Junior guards Bryce Hamilton and David Jenkins, who were supposed to comprise an All-Conference backcourt this season, combined to score 21 points on ice-cold 8-of-32 shooting. Hamilton went for 16 points on 7-of-19 shooting, while Jenkins suffered through a 1-of-13 night and missed all seven of his 3-point attempts while tallying just five points.
Hamilton considered turning pro last offseason, and when asked in the post-game press conference about his future plans, the Pasadena, Calif., native deferred.
“No, I haven’t thought about that at all,” Hamilton said. “I’m just focusing on the season going on right now. Now that the season’s over, that’s something I probably have to think about.”
Offseason questions ahead
Now begins an offseason that is sure to take many twists and turns over the next several months. UNLV could see a fair amount of roster turnover, with upperclassmen Hamilton and Jenkins potentially exiting the program and little-used freshmen like Donavan Yap, Jhaylon Martinez and Isaac Lindsey possibly moving on in search of greener pastures.
UNLV currently only has two incoming recruits signed, with 5-star forward Arthur Kaluma and 3-star guard Keshon Gilbert both looking like contributors next year. Beyond that, Otzelberger will be hitting the transfer market in search of instant-impact players at point guard, on the wing and in the frontcourt.
Or, the responsibility of rebuilding the roster could fall to the next coach. Despite UNLV’s disappointing season, Otzelberger’s name has surfaced in connection with the soon-to-be-open Iowa State job. Otzelberger previously served as an assistant at ISU and is still highly thought of in those parts, with some reports going so far as to label him a favorite to land the job.

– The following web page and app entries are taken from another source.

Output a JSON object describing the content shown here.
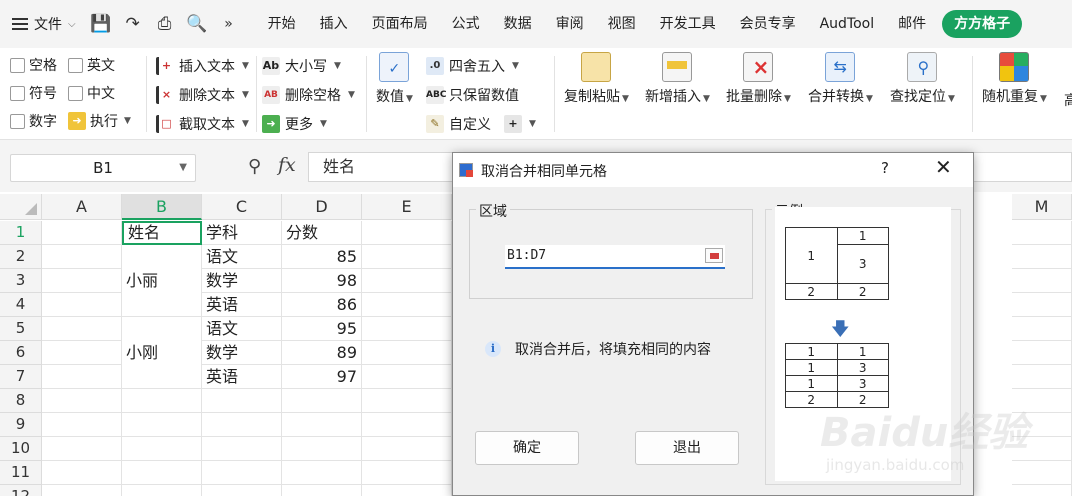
{
  "menubar": {
    "file_label": "文件",
    "tabs": [
      "开始",
      "插入",
      "页面布局",
      "公式",
      "数据",
      "审阅",
      "视图",
      "开发工具",
      "会员专享",
      "AudTool",
      "邮件"
    ],
    "special_tab": "方方格子"
  },
  "ribbon": {
    "checkbox_group": [
      "空格",
      "英文",
      "符号",
      "中文",
      "数字"
    ],
    "exec_label": "执行",
    "text_group": [
      "插入文本",
      "删除文本",
      "截取文本"
    ],
    "case_group": [
      "大小写",
      "删除空格",
      "更多"
    ],
    "value_label": "数值",
    "number_group": [
      "四舍五入",
      "只保留数值",
      "自定义"
    ],
    "big_buttons": [
      "复制粘贴",
      "新增插入",
      "批量删除",
      "合并转换",
      "查找定位",
      "随机重复",
      "高"
    ]
  },
  "formula_bar": {
    "name_box": "B1",
    "formula": "姓名"
  },
  "sheet": {
    "columns": [
      "A",
      "B",
      "C",
      "D",
      "E",
      "M"
    ],
    "rows": [
      "1",
      "2",
      "3",
      "4",
      "5",
      "6",
      "7",
      "8",
      "9",
      "10",
      "11",
      "12"
    ],
    "cells": {
      "B1": "姓名",
      "C1": "学科",
      "D1": "分数",
      "C2": "语文",
      "D2": "85",
      "B3": "小丽",
      "C3": "数学",
      "D3": "98",
      "C4": "英语",
      "D4": "86",
      "C5": "语文",
      "D5": "95",
      "B6": "小刚",
      "C6": "数学",
      "D6": "89",
      "C7": "英语",
      "D7": "97"
    }
  },
  "dialog": {
    "title": "取消合并相同单元格",
    "help": "?",
    "close": "✕",
    "region_legend": "区域",
    "range_value": "B1:D7",
    "info_text": "取消合并后，将填充相同的内容",
    "ok_label": "确定",
    "exit_label": "退出",
    "example_legend": "示例",
    "example_before": [
      [
        "1",
        "1"
      ],
      [
        "",
        "3"
      ],
      [
        "2",
        "2"
      ]
    ],
    "example_after": [
      [
        "1",
        "1"
      ],
      [
        "1",
        "3"
      ],
      [
        "1",
        "3"
      ],
      [
        "2",
        "2"
      ]
    ]
  },
  "watermark": {
    "logo": "Baidu经验",
    "url": "jingyan.baidu.com"
  }
}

Between the coaching questions, the outgoing players and the scramble to bring in new talent, the offseason starts now for UNLV and will probably continue long into the summer.